# [EXERCISE PROMPT]
Show all lines containing "this" from the data below.

# [RECORDS TO PROCESS]
******

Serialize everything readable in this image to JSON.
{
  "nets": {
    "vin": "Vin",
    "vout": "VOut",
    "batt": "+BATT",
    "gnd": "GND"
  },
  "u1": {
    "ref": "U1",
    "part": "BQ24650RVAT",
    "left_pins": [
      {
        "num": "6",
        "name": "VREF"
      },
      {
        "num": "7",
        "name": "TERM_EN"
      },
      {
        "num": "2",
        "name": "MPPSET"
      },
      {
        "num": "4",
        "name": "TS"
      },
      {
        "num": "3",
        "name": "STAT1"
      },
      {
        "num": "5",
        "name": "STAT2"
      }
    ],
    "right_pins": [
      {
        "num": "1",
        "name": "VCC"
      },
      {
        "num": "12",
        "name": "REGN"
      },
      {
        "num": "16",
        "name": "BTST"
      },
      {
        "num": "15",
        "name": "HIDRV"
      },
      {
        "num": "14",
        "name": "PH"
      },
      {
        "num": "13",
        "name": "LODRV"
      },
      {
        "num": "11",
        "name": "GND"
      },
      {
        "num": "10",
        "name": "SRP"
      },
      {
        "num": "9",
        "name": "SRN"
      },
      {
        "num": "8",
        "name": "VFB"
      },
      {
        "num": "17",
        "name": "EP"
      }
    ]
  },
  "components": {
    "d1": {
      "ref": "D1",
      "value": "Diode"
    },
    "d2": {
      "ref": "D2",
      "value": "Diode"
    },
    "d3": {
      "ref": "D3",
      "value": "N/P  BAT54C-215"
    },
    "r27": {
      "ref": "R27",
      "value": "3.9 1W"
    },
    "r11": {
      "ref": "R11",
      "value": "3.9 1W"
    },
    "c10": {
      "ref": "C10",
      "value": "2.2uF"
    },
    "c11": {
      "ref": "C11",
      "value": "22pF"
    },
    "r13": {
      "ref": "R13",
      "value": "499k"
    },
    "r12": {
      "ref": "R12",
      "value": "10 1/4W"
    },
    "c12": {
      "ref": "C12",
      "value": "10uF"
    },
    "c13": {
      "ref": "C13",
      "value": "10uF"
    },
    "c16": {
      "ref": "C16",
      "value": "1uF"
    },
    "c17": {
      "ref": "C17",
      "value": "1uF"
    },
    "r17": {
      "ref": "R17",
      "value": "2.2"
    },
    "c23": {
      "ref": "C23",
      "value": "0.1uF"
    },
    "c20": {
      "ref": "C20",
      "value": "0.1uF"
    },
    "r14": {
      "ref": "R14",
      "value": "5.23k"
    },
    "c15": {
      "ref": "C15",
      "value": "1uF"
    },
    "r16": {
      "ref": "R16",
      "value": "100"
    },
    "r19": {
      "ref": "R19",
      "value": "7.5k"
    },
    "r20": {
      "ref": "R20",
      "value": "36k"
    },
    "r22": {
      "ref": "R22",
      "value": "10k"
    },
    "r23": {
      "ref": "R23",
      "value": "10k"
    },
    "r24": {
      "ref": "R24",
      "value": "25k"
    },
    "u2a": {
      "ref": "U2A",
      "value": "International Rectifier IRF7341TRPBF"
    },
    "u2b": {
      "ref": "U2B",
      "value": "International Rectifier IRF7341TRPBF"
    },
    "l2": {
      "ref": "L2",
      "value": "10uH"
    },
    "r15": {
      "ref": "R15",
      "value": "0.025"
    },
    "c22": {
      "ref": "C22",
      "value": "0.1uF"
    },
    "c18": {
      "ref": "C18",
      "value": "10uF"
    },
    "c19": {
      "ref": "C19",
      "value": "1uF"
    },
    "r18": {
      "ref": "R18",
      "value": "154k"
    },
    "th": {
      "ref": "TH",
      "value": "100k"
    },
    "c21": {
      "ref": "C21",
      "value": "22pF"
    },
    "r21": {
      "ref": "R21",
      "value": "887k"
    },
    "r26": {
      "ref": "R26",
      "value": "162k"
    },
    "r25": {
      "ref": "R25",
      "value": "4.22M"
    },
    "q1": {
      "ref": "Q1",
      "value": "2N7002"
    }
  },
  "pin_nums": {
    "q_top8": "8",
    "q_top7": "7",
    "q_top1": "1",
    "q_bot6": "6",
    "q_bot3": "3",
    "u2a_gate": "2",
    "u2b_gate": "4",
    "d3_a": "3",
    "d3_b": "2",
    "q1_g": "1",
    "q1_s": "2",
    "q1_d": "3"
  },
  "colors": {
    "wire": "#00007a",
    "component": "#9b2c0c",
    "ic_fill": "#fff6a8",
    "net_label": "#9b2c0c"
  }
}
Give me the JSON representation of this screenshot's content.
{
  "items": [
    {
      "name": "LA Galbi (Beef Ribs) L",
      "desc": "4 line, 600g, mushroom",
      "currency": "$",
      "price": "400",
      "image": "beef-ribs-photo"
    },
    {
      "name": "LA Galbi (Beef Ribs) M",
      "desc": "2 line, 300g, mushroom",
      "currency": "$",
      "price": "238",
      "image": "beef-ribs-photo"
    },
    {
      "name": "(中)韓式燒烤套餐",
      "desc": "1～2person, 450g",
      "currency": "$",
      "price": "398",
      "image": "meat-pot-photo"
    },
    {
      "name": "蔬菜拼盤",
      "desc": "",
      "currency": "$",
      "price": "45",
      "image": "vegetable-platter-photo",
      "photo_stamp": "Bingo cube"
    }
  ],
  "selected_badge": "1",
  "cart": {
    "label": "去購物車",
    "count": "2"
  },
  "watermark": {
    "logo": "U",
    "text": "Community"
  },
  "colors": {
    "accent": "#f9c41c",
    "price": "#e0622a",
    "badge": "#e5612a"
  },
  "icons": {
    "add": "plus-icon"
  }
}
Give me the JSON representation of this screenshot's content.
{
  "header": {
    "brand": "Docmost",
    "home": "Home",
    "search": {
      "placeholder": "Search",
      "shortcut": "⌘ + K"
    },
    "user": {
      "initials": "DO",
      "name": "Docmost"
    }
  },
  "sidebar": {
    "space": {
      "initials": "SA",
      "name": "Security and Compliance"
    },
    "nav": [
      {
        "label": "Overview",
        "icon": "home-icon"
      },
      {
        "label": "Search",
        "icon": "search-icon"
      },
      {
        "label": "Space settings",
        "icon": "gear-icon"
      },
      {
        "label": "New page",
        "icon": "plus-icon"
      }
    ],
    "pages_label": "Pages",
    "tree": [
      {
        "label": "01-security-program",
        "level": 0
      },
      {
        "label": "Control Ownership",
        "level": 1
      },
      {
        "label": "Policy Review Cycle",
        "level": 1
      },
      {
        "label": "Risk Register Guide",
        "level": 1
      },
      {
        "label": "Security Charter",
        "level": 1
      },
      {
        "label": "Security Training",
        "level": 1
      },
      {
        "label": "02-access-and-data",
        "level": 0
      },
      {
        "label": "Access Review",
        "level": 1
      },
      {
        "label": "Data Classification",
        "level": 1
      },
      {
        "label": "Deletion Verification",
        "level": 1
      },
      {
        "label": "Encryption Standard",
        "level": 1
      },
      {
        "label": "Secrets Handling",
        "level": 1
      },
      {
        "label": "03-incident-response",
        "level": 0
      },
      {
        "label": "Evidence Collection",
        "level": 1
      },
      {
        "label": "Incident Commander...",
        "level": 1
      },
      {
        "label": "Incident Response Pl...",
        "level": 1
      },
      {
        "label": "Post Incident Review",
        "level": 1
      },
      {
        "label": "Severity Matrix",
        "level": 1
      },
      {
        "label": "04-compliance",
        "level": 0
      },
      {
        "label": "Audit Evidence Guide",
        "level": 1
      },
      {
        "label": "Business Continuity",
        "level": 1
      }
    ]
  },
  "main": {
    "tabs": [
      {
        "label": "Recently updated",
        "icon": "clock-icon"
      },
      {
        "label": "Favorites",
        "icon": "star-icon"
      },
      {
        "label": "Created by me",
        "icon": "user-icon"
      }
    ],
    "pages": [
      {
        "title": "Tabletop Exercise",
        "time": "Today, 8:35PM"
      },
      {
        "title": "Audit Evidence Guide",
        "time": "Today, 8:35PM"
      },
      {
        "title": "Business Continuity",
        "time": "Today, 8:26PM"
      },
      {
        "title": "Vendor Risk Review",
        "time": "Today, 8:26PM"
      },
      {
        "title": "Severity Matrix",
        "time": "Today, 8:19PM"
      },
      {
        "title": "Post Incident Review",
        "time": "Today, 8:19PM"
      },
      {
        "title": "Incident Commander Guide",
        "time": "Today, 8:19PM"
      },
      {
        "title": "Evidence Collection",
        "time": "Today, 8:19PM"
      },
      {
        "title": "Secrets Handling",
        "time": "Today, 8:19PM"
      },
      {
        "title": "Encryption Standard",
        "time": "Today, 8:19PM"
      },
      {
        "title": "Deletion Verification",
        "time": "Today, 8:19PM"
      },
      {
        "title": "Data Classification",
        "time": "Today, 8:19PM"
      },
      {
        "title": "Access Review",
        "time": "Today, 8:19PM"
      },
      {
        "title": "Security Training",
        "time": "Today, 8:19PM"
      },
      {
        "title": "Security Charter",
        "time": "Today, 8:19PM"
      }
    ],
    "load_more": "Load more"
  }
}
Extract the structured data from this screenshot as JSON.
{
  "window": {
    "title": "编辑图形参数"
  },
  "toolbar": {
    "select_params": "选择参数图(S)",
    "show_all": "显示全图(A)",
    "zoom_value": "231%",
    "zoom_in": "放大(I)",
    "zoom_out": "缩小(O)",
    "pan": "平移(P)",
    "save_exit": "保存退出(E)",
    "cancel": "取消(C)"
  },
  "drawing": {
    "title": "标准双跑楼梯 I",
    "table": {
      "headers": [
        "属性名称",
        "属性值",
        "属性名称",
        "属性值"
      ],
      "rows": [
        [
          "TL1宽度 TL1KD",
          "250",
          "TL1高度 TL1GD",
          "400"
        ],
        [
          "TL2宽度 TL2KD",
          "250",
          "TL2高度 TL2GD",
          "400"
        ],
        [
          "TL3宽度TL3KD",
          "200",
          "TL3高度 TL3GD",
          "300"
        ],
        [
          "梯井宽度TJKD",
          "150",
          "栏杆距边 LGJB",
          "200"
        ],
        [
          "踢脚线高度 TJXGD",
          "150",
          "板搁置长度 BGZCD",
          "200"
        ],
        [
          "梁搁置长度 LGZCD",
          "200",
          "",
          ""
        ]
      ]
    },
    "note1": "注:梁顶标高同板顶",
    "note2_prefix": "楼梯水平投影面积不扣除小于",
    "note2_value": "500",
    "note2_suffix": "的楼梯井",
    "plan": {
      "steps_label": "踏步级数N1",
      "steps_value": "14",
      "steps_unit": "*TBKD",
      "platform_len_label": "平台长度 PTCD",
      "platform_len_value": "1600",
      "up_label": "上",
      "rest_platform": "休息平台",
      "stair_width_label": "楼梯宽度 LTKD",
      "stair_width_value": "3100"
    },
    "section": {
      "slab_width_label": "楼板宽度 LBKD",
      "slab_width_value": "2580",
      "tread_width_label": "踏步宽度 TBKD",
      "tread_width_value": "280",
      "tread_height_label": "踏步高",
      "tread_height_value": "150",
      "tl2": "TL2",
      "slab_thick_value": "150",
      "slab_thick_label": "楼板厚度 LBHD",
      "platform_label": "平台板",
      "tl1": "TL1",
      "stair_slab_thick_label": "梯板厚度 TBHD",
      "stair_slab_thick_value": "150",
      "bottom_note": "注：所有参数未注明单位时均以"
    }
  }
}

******

# [EXERCISE OUTPUT]
Serialize everything readable in this image to JSON.
Give me the JSON representation of this screenshot's content.
Give me the JSON representation of this screenshot's content.
Extract the structured data from this screenshot as JSON.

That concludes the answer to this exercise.